Barberry (Berberis) can be grown into impressive bonsai specimens. Try your hand on this unusual way to grow barberry!
Barberry bonsai facts
Difficulty – easy
Start from – either seedling or old, pruned plant
Blooming & fruiting – rare
Barberry is most often grown as a hedge shrub. It’s plentiful outdoors in many temperate climates. Since it is a very resilient shrub, it can be made to grow as a bonsai without much expertise.
How to grow a bonsai from barberry
There are two ways to grow Berberis bonsai:
- from seedlings or young saplings
- from large, uprooted shrubs (such as those forming a hedge).
Growing from large uprooted Barberry shrubs
The large shrubs will immediately have thick, showy trunks. However, the shape you have is what you get. It’s possible to chisel portions off to taper down large branches and stumps, but it’s difficult to change the large branches much.
- Get in touch with a landscaper. When they pull out a hedge, try to attend and select a few specimens that have a promising shape.
- Look for shrubs with low, torn branches.
- Shrubs that are constantly cut back by mowing, edge hedging, snowplows, etc are great candidates.
Growing from seedlings
This will offer the highest flexibility. You can guide and wire branches into shape. However, it will take a while for the trunk to thicken.
- A nice way is to shape the seedling in the shape you wish to have, then let it grow for a whole year or two before cutting it short.
Steps to set up the bonsai
Even though the scale is different, you can work both types of bonsai the same way at the very start.
Roots truly take a battering when preparing a bonsai.
- The largest, thickest root should be cut back right near the stump.
- This will force the plant to rely on smaller secondary roots. Less vigor will result in smaller leaves and slower growth.
- These secondary roots, which grow to the side, will look appealing if uncovered and visible.
Attach the root firmly to the pot.
- For example, use a wire that hoops around the root and exits through one of the water-drainage holes.
- Tie the wire ends around a stick or nail.
- Tying the root down will make sure the tree doesn’t fall over out of the pot when more leaves and branches grow.
On an old, thick Berberis shrub, you can cut back branches.
- Select your candidates based on the shape of the trunk.
- Aim for curvy, tapered trunks that are wide at the base but quickly turn thin.
- Old broken branch stumps also can be maximized.
- With larger shrubs, you’ll have to transform some of the branches into deadwood to structure your bonsai.
Use various tools such as chisels, metal brushes, and small drills to work off portions of wood and shape the ends of branches.
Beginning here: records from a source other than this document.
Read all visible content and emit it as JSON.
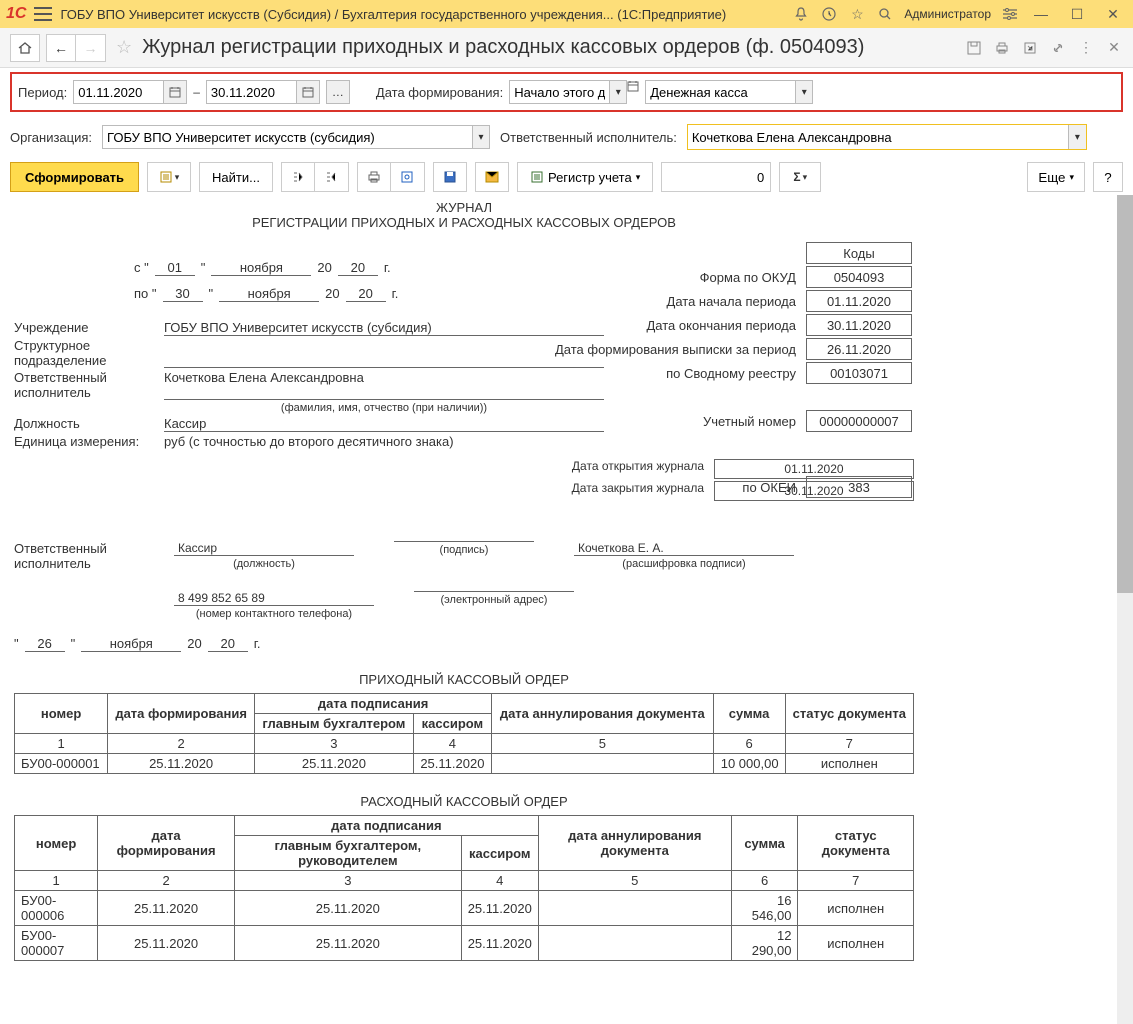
{
  "titlebar": {
    "app_title": "ГОБУ ВПО Университет искусств (Субсидия) / Бухгалтерия государственного учреждения...   (1С:Предприятие)",
    "user": "Администратор"
  },
  "page": {
    "title": "Журнал регистрации приходных и расходных кассовых ордеров (ф. 0504093)"
  },
  "filters": {
    "period_label": "Период:",
    "date_from": "01.11.2020",
    "date_sep": "–",
    "date_to": "30.11.2020",
    "form_date_label": "Дата формирования:",
    "form_date_value": "Начало этого дня",
    "cash_value": "Денежная касса"
  },
  "org": {
    "label": "Организация:",
    "value": "ГОБУ ВПО Университет искусств (субсидия)",
    "resp_label": "Ответственный исполнитель:",
    "resp_value": "Кочеткова Елена Александровна"
  },
  "actions": {
    "form": "Сформировать",
    "find": "Найти...",
    "registry": "Регистр учета",
    "num": "0",
    "more": "Еще"
  },
  "report": {
    "title1": "ЖУРНАЛ",
    "title2": "РЕГИСТРАЦИИ ПРИХОДНЫХ И РАСХОДНЫХ КАССОВЫХ ОРДЕРОВ",
    "from_label": "с \"",
    "from_day": "01",
    "from_month": "ноября",
    "from_y20": "20",
    "from_year": "20",
    "year_g": "г.",
    "to_label": "по \"",
    "to_day": "30",
    "to_month": "ноября",
    "to_y20": "20",
    "to_year": "20",
    "codes_header": "Коды",
    "okud_label": "Форма по ОКУД",
    "okud": "0504093",
    "start_label": "Дата начала периода",
    "start": "01.11.2020",
    "end_label": "Дата окончания периода",
    "end": "30.11.2020",
    "vyp_label": "Дата формирования выписки за период",
    "vyp": "26.11.2020",
    "svod_label": "по Сводному реестру",
    "svod": "00103071",
    "uch_label": "Учетный номер",
    "uch": "00000000007",
    "okei_label": "по ОКЕИ",
    "okei": "383",
    "org_label": "Учреждение",
    "org_value": "ГОБУ ВПО Университет искусств (субсидия)",
    "struct_label": "Структурное подразделение",
    "resp_label": "Ответственный исполнитель",
    "resp_value": "Кочеткова Елена Александровна",
    "resp_note": "(фамилия, имя, отчество (при наличии))",
    "pos_label": "Должность",
    "pos_value": "Кассир",
    "unit_label": "Единица измерения:",
    "unit_value": "руб (с точностью до второго десятичного знака)",
    "open_label": "Дата открытия журнала",
    "open": "01.11.2020",
    "close_label": "Дата закрытия журнала",
    "close": "30.11.2020",
    "sign_resp_label": "Ответственный исполнитель",
    "sign_pos": "Кассир",
    "sign_pos_note": "(должность)",
    "sign_sig_note": "(подпись)",
    "sign_name": "Кочеткова Е. А.",
    "sign_name_note": "(расшифровка подписи)",
    "phone": "8 499 852 65 89",
    "phone_note": "(номер контактного телефона)",
    "email_note": "(электронный адрес)",
    "quote": "\"",
    "sig_day": "26",
    "sig_month": "ноября",
    "sig_y20": "20",
    "sig_year": "20"
  },
  "income": {
    "title": "ПРИХОДНЫЙ КАССОВЫЙ ОРДЕР",
    "h_num": "номер",
    "h_formdate": "дата формирования",
    "h_signdate": "дата подписания",
    "h_sign_main": "главным бухгалтером",
    "h_sign_cashier": "кассиром",
    "h_cancel": "дата аннулирования документа",
    "h_sum": "сумма",
    "h_status": "статус документа",
    "n1": "1",
    "n2": "2",
    "n3": "3",
    "n4": "4",
    "n5": "5",
    "n6": "6",
    "n7": "7",
    "rows": [
      {
        "num": "БУ00-000001",
        "fdate": "25.11.2020",
        "s1": "25.11.2020",
        "s2": "25.11.2020",
        "cancel": "",
        "sum": "10 000,00",
        "status": "исполнен"
      }
    ]
  },
  "expense": {
    "title": "РАСХОДНЫЙ КАССОВЫЙ ОРДЕР",
    "h_num": "номер",
    "h_formdate": "дата формирования",
    "h_signdate": "дата подписания",
    "h_sign_main": "главным бухгалтером, руководителем",
    "h_sign_cashier": "кассиром",
    "h_cancel": "дата аннулирования документа",
    "h_sum": "сумма",
    "h_status": "статус документа",
    "n1": "1",
    "n2": "2",
    "n3": "3",
    "n4": "4",
    "n5": "5",
    "n6": "6",
    "n7": "7",
    "rows": [
      {
        "num": "БУ00-000006",
        "fdate": "25.11.2020",
        "s1": "25.11.2020",
        "s2": "25.11.2020",
        "cancel": "",
        "sum": "16 546,00",
        "status": "исполнен"
      },
      {
        "num": "БУ00-000007",
        "fdate": "25.11.2020",
        "s1": "25.11.2020",
        "s2": "25.11.2020",
        "cancel": "",
        "sum": "12 290,00",
        "status": "исполнен"
      }
    ]
  }
}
On a seedling, start wiring the trunk in a harmonious manner.
- Slant or curve it as you wish the tree to appear.
- You can either choose to keep or cut the thorny spikes.
Plant in a pot with high drainage
Make sure the pot has excellent drainage.
- Because roots are often trimmed, wounds might develop root rot if left to wallow in water.
- Having too much water would spur growth that would grow unbalanced. Long twigs would grow out instead of branching or growing tightly-packed leaves.
Caring for a Berberis bonsai
This bonsai is more forgiving than most other bonsai.
- Perhaps only the Ficus ginseng bonsai is easier.
Watering and exposure
Follow the tips given for growing barberry indoors.
Remember to harden off your barberry bonsai every winter, too. This will help leaf and eventual flower buds to form well.
Bonsai have a tiny amount of soil to draw nutrients from. It’s important to replenish those nutrients often.
- If you’ve purchased commercial fertilizer, follow the instructions.
- You can also prepare your own fertilizer from weeds. This fermented tea is ideal.
- Fertilizer monthly during the growing period, but only every 8 weeks during dormancy (winter).
Blooming and fruit bearing
Because the bonsai is under duress, your barberry won’t always bear flowers and fruits.
Learn more about Berberis bonsai
A bonsai is a work of art, and it requires patience! A bonsai is often on the verge of survival. This happens in nature when a seed sprouted in a crevice without much soil or water. The challenge is to orient growth to make the tree resemble a large one but still stay small.
This requires periods of pruning and periods of growth. Also, dormancy must be respected, especially for a shrub like barberry.
- Winter dormancy is crucial as it helps the plant prepare buds and strengthen roots.
Best varieties for Barberry bonsai
Barberry, naturally adapted to bonsai growing
Barberry typically has a rather shallow root system. This makes it very adequate for bonsai-growing, since it’s naturally resilient in case of light drought and lack of nutrients.
Smart tip about barberry bonsai
Starting several at the same time will let you try different shapes. You can explore different types of branching and experiment with blooming and fruit-bearing, too!
Credits for images shared to Nature & Garden (all edits by Gaspard Lorthiois):
Old Barberry bonsai by Mike under © CC BY-SA 2.0
Seedling to convert by Jeremy Norbury under © CC BY-ND 2.0
Cutting the main root by Jeremy Norbury under © CC BY-ND 2.0
Barberry bonsai seedling by Jeremy Norbury under © CC BY-ND 2.0